* [Activity] Exactly as they stand, set down all of the records again.

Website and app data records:
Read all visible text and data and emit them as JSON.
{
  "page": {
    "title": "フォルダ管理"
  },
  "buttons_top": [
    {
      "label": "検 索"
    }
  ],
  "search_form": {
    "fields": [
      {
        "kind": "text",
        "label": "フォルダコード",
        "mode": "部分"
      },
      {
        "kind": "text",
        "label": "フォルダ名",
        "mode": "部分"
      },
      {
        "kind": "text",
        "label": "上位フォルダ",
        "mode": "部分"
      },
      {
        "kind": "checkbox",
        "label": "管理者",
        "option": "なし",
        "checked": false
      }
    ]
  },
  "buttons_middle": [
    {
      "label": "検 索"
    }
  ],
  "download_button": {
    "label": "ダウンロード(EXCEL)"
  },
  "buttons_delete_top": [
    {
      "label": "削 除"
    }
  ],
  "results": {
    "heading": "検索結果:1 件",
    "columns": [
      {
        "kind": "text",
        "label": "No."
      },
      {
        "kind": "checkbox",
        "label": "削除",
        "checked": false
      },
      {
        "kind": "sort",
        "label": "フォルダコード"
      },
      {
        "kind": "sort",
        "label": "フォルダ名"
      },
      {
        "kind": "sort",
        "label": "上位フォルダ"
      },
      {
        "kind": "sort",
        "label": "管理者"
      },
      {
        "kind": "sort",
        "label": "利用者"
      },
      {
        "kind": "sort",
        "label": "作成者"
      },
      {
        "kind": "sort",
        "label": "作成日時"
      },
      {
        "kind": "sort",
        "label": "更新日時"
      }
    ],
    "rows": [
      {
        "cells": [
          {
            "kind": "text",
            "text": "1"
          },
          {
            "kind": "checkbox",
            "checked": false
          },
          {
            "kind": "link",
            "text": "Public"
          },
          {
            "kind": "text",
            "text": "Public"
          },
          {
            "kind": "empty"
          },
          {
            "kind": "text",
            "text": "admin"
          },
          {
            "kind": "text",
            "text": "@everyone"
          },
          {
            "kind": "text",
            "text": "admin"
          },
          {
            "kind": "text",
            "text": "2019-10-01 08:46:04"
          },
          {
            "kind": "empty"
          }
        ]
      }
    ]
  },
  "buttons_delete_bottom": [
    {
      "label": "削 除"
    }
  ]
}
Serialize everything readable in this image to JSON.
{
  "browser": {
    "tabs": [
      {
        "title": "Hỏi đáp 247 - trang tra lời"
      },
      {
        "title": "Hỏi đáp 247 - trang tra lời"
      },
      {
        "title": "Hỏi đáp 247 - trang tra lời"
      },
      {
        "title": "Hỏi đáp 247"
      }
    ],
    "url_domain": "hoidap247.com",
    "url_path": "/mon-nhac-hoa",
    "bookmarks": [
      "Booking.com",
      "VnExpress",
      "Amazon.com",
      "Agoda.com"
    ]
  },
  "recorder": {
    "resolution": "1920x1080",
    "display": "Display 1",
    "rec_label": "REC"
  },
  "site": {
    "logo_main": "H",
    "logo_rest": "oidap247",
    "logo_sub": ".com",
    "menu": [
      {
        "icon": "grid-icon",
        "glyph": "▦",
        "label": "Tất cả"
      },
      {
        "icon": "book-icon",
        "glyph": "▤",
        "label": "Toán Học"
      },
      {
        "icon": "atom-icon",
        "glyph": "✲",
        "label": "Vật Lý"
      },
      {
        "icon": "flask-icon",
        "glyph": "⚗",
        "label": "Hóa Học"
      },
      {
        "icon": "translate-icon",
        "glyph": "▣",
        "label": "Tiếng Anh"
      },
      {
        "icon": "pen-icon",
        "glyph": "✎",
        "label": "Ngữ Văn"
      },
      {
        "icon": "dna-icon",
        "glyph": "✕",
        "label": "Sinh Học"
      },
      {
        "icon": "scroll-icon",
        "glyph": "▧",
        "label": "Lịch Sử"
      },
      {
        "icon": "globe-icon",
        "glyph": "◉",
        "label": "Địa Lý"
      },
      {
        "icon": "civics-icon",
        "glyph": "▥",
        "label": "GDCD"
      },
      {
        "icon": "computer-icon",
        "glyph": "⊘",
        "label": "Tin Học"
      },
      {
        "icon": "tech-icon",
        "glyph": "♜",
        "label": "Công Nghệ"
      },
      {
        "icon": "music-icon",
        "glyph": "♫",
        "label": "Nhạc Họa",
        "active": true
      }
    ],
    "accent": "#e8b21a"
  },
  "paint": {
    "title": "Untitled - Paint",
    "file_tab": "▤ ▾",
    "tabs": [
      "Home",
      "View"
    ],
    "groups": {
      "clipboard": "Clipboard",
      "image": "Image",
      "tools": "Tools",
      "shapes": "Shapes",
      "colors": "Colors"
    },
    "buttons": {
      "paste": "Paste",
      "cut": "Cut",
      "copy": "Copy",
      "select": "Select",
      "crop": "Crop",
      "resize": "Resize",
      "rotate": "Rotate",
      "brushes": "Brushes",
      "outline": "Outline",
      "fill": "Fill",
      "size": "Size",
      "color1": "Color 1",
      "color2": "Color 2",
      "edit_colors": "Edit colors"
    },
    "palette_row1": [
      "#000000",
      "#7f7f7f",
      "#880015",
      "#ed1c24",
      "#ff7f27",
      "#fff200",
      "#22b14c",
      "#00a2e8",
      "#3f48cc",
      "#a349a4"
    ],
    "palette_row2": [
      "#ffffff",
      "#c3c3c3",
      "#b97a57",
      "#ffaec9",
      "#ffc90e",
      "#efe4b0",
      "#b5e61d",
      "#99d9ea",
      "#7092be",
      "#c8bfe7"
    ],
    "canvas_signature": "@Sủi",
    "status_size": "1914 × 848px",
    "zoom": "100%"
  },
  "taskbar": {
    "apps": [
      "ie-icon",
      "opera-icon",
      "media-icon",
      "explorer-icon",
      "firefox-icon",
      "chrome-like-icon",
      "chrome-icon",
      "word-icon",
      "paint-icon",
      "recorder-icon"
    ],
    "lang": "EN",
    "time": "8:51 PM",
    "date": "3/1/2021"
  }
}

* [Result of the task]
Read all visible text and data and emit them as JSON.
{
  "page": {
    "title": "フォルダ管理"
  },
  "buttons_top": [
    {
      "label": "検 索"
    }
  ],
  "search_form": {
    "fields": [
      {
        "kind": "text",
        "label": "フォルダコード",
        "mode": "部分"
      },
      {
        "kind": "text",
        "label": "フォルダ名",
        "mode": "部分"
      },
      {
        "kind": "text",
        "label": "上位フォルダ",
        "mode": "部分"
      },
      {
        "kind": "checkbox",
        "label": "管理者",
        "option": "なし",
        "checked": false
      }
    ]
  },
  "buttons_middle": [
    {
      "label": "検 索"
    }
  ],
  "download_button": {
    "label": "ダウンロード(EXCEL)"
  },
  "buttons_delete_top": [
    {
      "label": "削 除"
    }
  ],
  "results": {
    "heading": "検索結果:1 件",
    "columns": [
      {
        "kind": "text",
        "label": "No."
      },
      {
        "kind": "checkbox",
        "label": "削除",
        "checked": false
      },
      {
        "kind": "sort",
        "label": "フォルダコード"
      },
      {
        "kind": "sort",
        "label": "フォルダ名"
      },
      {
        "kind": "sort",
        "label": "上位フォルダ"
      },
      {
        "kind": "sort",
        "label": "管理者"
      },
      {
        "kind": "sort",
        "label": "利用者"
      },
      {
        "kind": "sort",
        "label": "作成者"
      },
      {
        "kind": "sort",
        "label": "作成日時"
      },
      {
        "kind": "sort",
        "label": "更新日時"
      }
    ],
    "rows": [
      {
        "cells": [
          {
            "kind": "text",
            "text": "1"
          },
          {
            "kind": "checkbox",
            "checked": false
          },
          {
            "kind": "link",
            "text": "Public"
          },
          {
            "kind": "text",
            "text": "Public"
          },
          {
            "kind": "empty"
          },
          {
            "kind": "text",
            "text": "admin"
          },
          {
            "kind": "text",
            "text": "@everyone"
          },
          {
            "kind": "text",
            "text": "admin"
          },
          {
            "kind": "text",
            "text": "2019-10-01 08:46:04"
          },
          {
            "kind": "empty"
          }
        ]
      }
    ]
  },
  "buttons_delete_bottom": [
    {
      "label": "削 除"
    }
  ]
}
Serialize everything readable in this image to JSON.
{
  "browser": {
    "tabs": [
      {
        "title": "Hỏi đáp 247 - trang tra lời"
      },
      {
        "title": "Hỏi đáp 247 - trang tra lời"
      },
      {
        "title": "Hỏi đáp 247 - trang tra lời"
      },
      {
        "title": "Hỏi đáp 247"
      }
    ],
    "url_domain": "hoidap247.com",
    "url_path": "/mon-nhac-hoa",
    "bookmarks": [
      "Booking.com",
      "VnExpress",
      "Amazon.com",
      "Agoda.com"
    ]
  },
  "recorder": {
    "resolution": "1920x1080",
    "display": "Display 1",
    "rec_label": "REC"
  },
  "site": {
    "logo_main": "H",
    "logo_rest": "oidap247",
    "logo_sub": ".com",
    "menu": [
      {
        "icon": "grid-icon",
        "glyph": "▦",
        "label": "Tất cả"
      },
      {
        "icon": "book-icon",
        "glyph": "▤",
        "label": "Toán Học"
      },
      {
        "icon": "atom-icon",
        "glyph": "✲",
        "label": "Vật Lý"
      },
      {
        "icon": "flask-icon",
        "glyph": "⚗",
        "label": "Hóa Học"
      },
      {
        "icon": "translate-icon",
        "glyph": "▣",
        "label": "Tiếng Anh"
      },
      {
        "icon": "pen-icon",
        "glyph": "✎",
        "label": "Ngữ Văn"
      },
      {
        "icon": "dna-icon",
        "glyph": "✕",
        "label": "Sinh Học"
      },
      {
        "icon": "scroll-icon",
        "glyph": "▧",
        "label": "Lịch Sử"
      },
      {
        "icon": "globe-icon",
        "glyph": "◉",
        "label": "Địa Lý"
      },
      {
        "icon": "civics-icon",
        "glyph": "▥",
        "label": "GDCD"
      },
      {
        "icon": "computer-icon",
        "glyph": "⊘",
        "label": "Tin Học"
      },
      {
        "icon": "tech-icon",
        "glyph": "♜",
        "label": "Công Nghệ"
      },
      {
        "icon": "music-icon",
        "glyph": "♫",
        "label": "Nhạc Họa",
        "active": true
      }
    ],
    "accent": "#e8b21a"
  },
  "paint": {
    "title": "Untitled - Paint",
    "file_tab": "▤ ▾",
    "tabs": [
      "Home",
      "View"
    ],
    "groups": {
      "clipboard": "Clipboard",
      "image": "Image",
      "tools": "Tools",
      "shapes": "Shapes",
      "colors": "Colors"
    },
    "buttons": {
      "paste": "Paste",
      "cut": "Cut",
      "copy": "Copy",
      "select": "Select",
      "crop": "Crop",
      "resize": "Resize",
      "rotate": "Rotate",
      "brushes": "Brushes",
      "outline": "Outline",
      "fill": "Fill",
      "size": "Size",
      "color1": "Color 1",
      "color2": "Color 2",
      "edit_colors": "Edit colors"
    },
    "palette_row1": [
      "#000000",
      "#7f7f7f",
      "#880015",
      "#ed1c24",
      "#ff7f27",
      "#fff200",
      "#22b14c",
      "#00a2e8",
      "#3f48cc",
      "#a349a4"
    ],
    "palette_row2": [
      "#ffffff",
      "#c3c3c3",
      "#b97a57",
      "#ffaec9",
      "#ffc90e",
      "#efe4b0",
      "#b5e61d",
      "#99d9ea",
      "#7092be",
      "#c8bfe7"
    ],
    "canvas_signature": "@Sủi",
    "status_size": "1914 × 848px",
    "zoom": "100%"
  },
  "taskbar": {
    "apps": [
      "ie-icon",
      "opera-icon",
      "media-icon",
      "explorer-icon",
      "firefox-icon",
      "chrome-like-icon",
      "chrome-icon",
      "word-icon",
      "paint-icon",
      "recorder-icon"
    ],
    "lang": "EN",
    "time": "8:51 PM",
    "date": "3/1/2021"
  }
}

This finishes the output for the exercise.